Extended Reporting Period Endorsement
The first option, known as an Extended Reporting Period Endorsement, allows you to report a claim to your prior insurance company after the policy has ended. It provides insurance for covered claims that arise out of incidents that occurred during the policy period, up to the date the policy ended.
You must pay an additional premium for Extended Reporting Period coverage-possibly as much as two or more times your current year's premium. Some insurance companies offer this endorsement at no charge - if certain special policy conditions are met by the policyholder.
Prior Acts Coverage
The second option is known as Prior Acts Coverage. Many insurance companies - and those plans offered through HPSO -- offer this option to safeguard insureds who had claims-made coverage immediately prior to the current policy period, but with a different insurance company - and who did not purchase an Extended Reporting Period Endorsement from that company when the policy ended.
Prior Acts Coverage provides insurance against claims arising out of incidents that happened before the inception or effective date of a new policy. Some companies may charge an additional premium for this coverage.
Let's say you purchased a claims-made policy from Adequate Insurance Company, with an effective date of January 1, 2004 and liability limits of $200,000. At the end of 2004, you elect to move your coverage to Improved Insurance Company under your original Retro Date of January 1, 2004. You think Improved is a financially stronger company, and their policy offers higher limits of $250,000 and includes Prior Acts coverage. You are then sued in 2006 for treatment you provided in June of 2004. You would be covered, since the incident occurred while your coverage -- extended by the Prior Acts endorsement -- was in place. However, it would be Improved Insurance Company that would respond to the claim, and under the terms of the current policy - the higher limits of $250,000.

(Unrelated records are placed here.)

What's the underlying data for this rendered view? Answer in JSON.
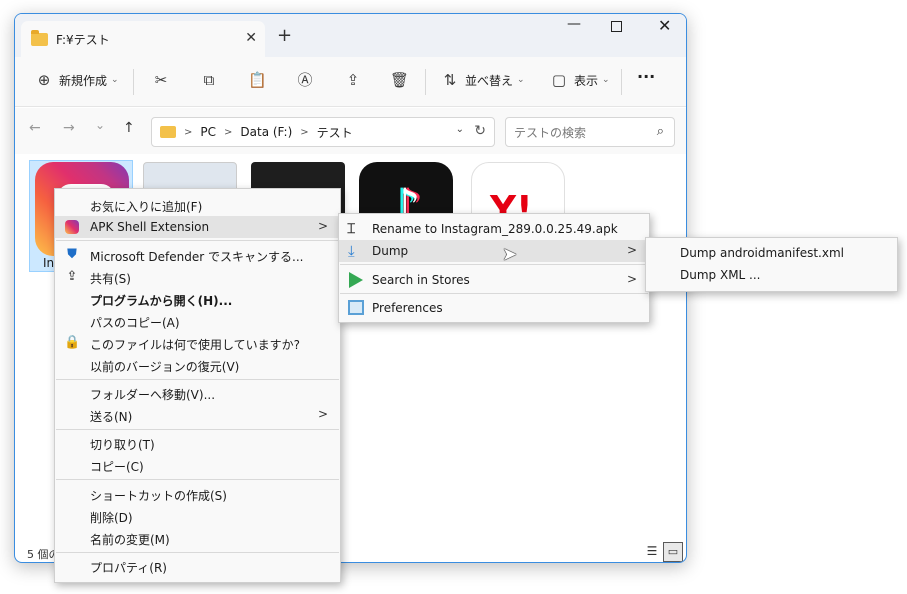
{
  "window": {
    "tab_title": "F:¥テスト",
    "new_tab": "+",
    "minimize": "—",
    "close": "✕"
  },
  "toolbar": {
    "new_label": "新規作成",
    "sort_label": "並べ替え",
    "view_label": "表示",
    "more": "···"
  },
  "nav": {
    "back": "←",
    "forward": "→",
    "recent": "⌄",
    "up": "↑",
    "breadcrumb": [
      "PC",
      "Data (F:)",
      "テスト"
    ],
    "crumb_sep": ">",
    "search_placeholder": "テストの検索"
  },
  "files": {
    "selected_label": "In"
  },
  "statusbar": {
    "count": "5 個の"
  },
  "context_menu": {
    "items": [
      {
        "label": "お気に入りに追加(F)"
      },
      {
        "label": "APK Shell Extension"
      },
      {
        "label": "Microsoft Defender でスキャンする..."
      },
      {
        "label": "共有(S)"
      },
      {
        "label": "プログラムから開く(H)..."
      },
      {
        "label": "パスのコピー(A)"
      },
      {
        "label": "このファイルは何で使用していますか?"
      },
      {
        "label": "以前のバージョンの復元(V)"
      },
      {
        "label": "フォルダーへ移動(V)..."
      },
      {
        "label": "送る(N)"
      },
      {
        "label": "切り取り(T)"
      },
      {
        "label": "コピー(C)"
      },
      {
        "label": "ショートカットの作成(S)"
      },
      {
        "label": "削除(D)"
      },
      {
        "label": "名前の変更(M)"
      },
      {
        "label": "プロパティ(R)"
      }
    ]
  },
  "apk_menu": {
    "items": [
      {
        "label": "Rename to Instagram_289.0.0.25.49.apk"
      },
      {
        "label": "Dump"
      },
      {
        "label": "Search in Stores"
      },
      {
        "label": "Preferences"
      }
    ]
  },
  "dump_menu": {
    "items": [
      {
        "label": "Dump androidmanifest.xml"
      },
      {
        "label": "Dump XML ..."
      }
    ]
  },
  "submenu_arrow": ">"
}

Once you moved your coverage to Improved Insurance Company, the ability of Adequate to pay claims is no longer an issue, as they are no longer responsible for paying claims under your policy.